When restaurateur Ariel Arce called me a few weeks ago, just before the opening of her new business Special Club, she sounded a bit hoarse. She was sipping tea and hot soup in bed after coming down with a head cold—the stress of working through the weekend in anticipation of her latest venture, which harks back to what Arce described as the lost art of seeing live music while you dine. It’s the fourth venue that she’s opened on MacDougal Street in New York City in three years, which sounds like an incomprehensible feat for anyone, let alone someone barely over 30 years old (Arce is 31).
Special Club is very much in the same spirit as her other spots on MacDougal (a geographical coincidence that she says she would never in a million years have predicted). There’s Air’s Champagne Parlor, her first, devoted to her love of the titular bubbly; Tokyo Record Bar, a small izakaya where guests choose the playlist from a vinyl jukebox; and Niche Niche, a supper club with a curated wine tasting developed by a different person each night, chosen from Arce’s extended network of sommeliers. “It feels like a little party that we throw, like you’re welcome into our home,” said Arce of Niche Niche, a sentiment that one could reasonably apply to each of her projects.
Arce spent the first half of her life working as a professional actor, but the restaurant industry has always captivated her, thanks to her father’s stories of working in dining establishments in his hometown of New Orleans. It wasn’t until she moved to Chicago that she delved headfirst into the hospitality business—her first job was a humble catering gig—which coincided with her burgeoning interest in champagne. “Being young and being a woman in this industry can be difficult because you often don’t feel your self-worth, and you work really long and hard hours,” Arce said. “That’s actually how I ended up falling in love with champagne—on the sixth or seventh day of your workweek after working tons of hours, I would buy a bottle of champagne, and then the next week it would turn into two bottles, and two bottles would turn into a vintage.”
This early interest in champagne led her to the long-standing Pops for Champagne bar in Chicago, where she cut her teeth. It’s a beverage that Arce acknowledges is not necessarily trendy or cool, but one that’s inherently stable. People always turn to the bubbly wine for special occasions, but Arce also wanted to prove that it’s actually much more versatile than one might think. “It’s this beverage that is so much more than bubbles in a glass. It’s really wine first and it doesn’t have to be incredibly expensive—you can drink it every day. You can drink it with lunch, and you can drink it with dinner.”

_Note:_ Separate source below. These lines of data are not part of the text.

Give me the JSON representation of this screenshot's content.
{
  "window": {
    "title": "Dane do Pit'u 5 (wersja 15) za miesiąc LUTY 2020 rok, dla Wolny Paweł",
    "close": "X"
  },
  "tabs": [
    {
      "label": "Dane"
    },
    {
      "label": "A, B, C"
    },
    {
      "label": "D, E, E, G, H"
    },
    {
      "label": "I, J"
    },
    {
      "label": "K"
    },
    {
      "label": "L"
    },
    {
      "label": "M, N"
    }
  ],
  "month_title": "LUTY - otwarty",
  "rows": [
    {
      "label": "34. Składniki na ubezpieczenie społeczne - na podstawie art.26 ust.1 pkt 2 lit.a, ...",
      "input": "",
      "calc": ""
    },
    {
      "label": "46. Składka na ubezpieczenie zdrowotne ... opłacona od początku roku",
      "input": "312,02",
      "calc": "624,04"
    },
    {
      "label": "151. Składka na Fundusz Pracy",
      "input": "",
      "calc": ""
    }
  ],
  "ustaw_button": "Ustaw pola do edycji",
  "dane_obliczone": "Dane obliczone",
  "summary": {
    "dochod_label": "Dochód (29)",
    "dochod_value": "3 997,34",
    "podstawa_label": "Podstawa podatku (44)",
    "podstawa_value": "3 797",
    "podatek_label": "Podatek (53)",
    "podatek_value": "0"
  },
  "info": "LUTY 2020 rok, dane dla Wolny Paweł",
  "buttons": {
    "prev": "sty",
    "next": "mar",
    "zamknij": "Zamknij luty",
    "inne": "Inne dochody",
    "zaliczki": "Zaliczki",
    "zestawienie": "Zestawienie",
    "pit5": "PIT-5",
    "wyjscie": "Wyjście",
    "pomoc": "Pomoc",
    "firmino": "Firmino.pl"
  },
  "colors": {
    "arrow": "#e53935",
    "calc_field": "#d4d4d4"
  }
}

Every day is different for Arce. She might be going over reservations, managing construction sites if they’re in the process of building out a space (she says that her father, who is also her business partner and a skilled woodworker, builds most if not all of the restaurants by hand), or working on the floor, sometimes DJ’ing at Tokyo Record Bar or pouring champagne at Air’s. Most days she’ll work from 8:00 a.m. until at least 1:00 a.m. Shopping gets squeezed in whenever she can. “I’m totally the type of person who relaxes through retail therapy,” Arce said. “There’s nothing more fun than when we’re building a new restaurant and I can break away for a while and go out and look for new glassware or light fixtures or textures for the banquettes.”